LOL; "Chilliwack Wrench"! .....no, I just used my bent needlenose pliers.

Cheers,
Dave
 

·
Registered
Joined
·
5,597 Posts
Have either of you built a "Chilliwack Wrench" for either the OEM or Stead part?
No Chilliwack so far (Did Normk invent/develop that tool?).

A riding partner had a "custom" 12 mm right-angled open-end wrench built; didn't work out too well. I bought a 12 mm crowfoot in anticipation of the application, but . . . not too satisfactory in practice. I have bent-nose pliers in the toolbox, in case I need 'em.

Mostly, I just struggle with conventional tools, striving for access, carb on or off the bike (easier to connect the cable BEFORE the carb is mounted in the hoses, I've found).
 

·
Registered
Joined
·
1,256 Posts
Ok. Where can I get one of those Chilliwack wrenches? Will it fit the wobble pin nut on my shimmy shaft? So far, the only thing I have found that fits that wobble pin nut is a thirteen point south Texas monkey wrench with a reamed barrel and a bent handle.

Being unwilling to carry bent needle nose pliers just for that choke fitting in my road kit, my solution to the easily broken plastic fitting on the choke cable was to replace the whole cable mechanism with the Cable-Less Choke Conversion Kit from Stead Engineering: Cable-Less Choke Conversion Kit [CCCK]

I removed the pull knob and extended the shaft about five inches with a piece of 3/16" flexible Tygon fuel line partly stiffened with a metal rod for easy access.

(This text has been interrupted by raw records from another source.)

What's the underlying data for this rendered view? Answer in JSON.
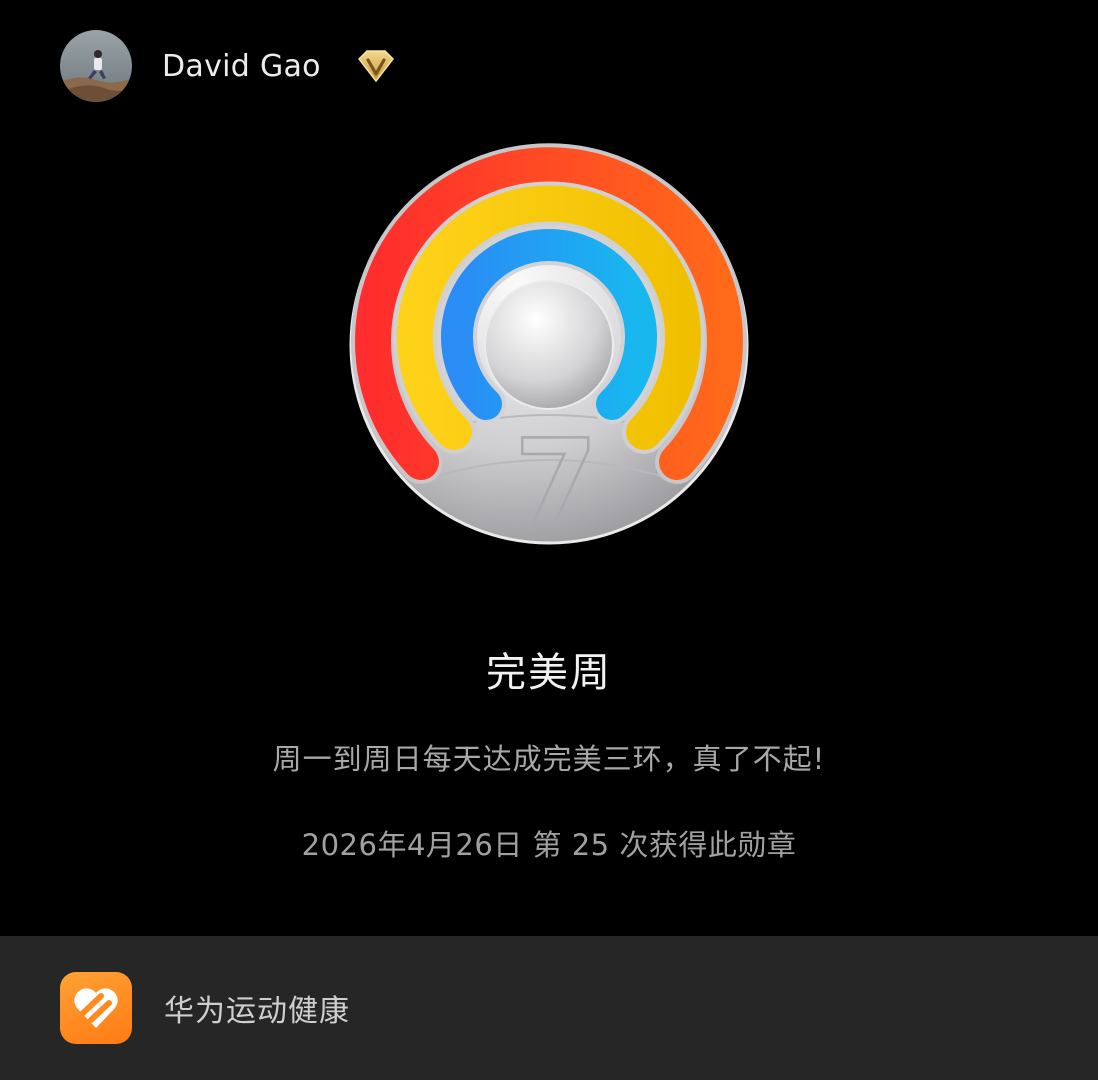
{
  "profile": {
    "username": "David Gao",
    "avatar_icon": "user-photo-avatar",
    "badge_icon": "vip-v-badge-icon"
  },
  "medal": {
    "icon": "perfect-week-medal",
    "number": "7",
    "rings": [
      "#ff3b2f",
      "#ffc800",
      "#1fa7f2"
    ],
    "title": "完美周",
    "description": "周一到周日每天达成完美三环，真了不起!",
    "earned_text": "2026年4月26日 第 25 次获得此勋章"
  },
  "footer": {
    "app_icon": "huawei-health-icon",
    "app_name": "华为运动健康",
    "brand_color": "#ff8a1f"
  }
}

Now I can just bend the flexible line and rotate the carburetor.
 
1 - 20 of 20 Posts
Top